I was checking the RFC's after wondering for some time. In RFC 4226 - HOTP: An HMAC-Based One-Time Password Algorithm, it states on the appendix:
A simple enhancement in terms of security would be to extract more digits from the HMAC-SHA-1 value.
For instance, calculating the HOTP value modulo 10^8 to build an 8- digit HOTP value would reduce the probability of success of the adversary from sv/10^6 to sv/10^8.
This could give the opportunity to improve usability, e.g., by increasing T and/or s, while still achieving a better security overall. For instance, s = 10 and 10v/10^8 = v/10^7 < v/10^6 which is the theoretical optimum for 6-digit code when s = 1.
While checking implementations, I don't realize what's the problem with extracting 8 (or more) digits from the HMAC-SHA1 result.

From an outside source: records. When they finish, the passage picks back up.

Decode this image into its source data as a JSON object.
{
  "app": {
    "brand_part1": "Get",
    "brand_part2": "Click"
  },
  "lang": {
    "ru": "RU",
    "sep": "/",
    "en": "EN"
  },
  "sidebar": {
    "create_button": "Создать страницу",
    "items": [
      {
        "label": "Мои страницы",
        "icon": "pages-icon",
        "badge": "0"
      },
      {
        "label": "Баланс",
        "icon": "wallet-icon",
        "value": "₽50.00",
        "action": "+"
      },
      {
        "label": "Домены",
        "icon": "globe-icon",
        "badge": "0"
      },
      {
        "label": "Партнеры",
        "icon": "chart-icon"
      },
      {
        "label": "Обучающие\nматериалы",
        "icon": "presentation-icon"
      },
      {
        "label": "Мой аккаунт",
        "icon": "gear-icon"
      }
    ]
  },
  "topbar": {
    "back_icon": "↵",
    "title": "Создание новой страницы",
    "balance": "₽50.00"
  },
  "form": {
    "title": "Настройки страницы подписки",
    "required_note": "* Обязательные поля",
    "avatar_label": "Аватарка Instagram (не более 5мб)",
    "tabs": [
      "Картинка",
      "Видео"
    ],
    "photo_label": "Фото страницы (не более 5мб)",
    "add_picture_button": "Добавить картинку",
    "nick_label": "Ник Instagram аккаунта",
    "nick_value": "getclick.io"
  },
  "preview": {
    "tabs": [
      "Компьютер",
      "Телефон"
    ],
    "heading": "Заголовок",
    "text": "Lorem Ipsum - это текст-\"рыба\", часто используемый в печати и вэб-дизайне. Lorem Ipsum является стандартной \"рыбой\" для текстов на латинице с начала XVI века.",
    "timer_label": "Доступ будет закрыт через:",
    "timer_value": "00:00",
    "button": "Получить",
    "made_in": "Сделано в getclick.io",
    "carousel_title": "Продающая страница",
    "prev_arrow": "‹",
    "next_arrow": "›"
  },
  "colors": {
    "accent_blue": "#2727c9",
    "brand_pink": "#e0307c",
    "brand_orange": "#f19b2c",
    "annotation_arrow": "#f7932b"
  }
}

Is this merely a matter of improving the user experience by saving the user from writing 10 digits instead of 4? or is there a mathematical reason that I'm missing?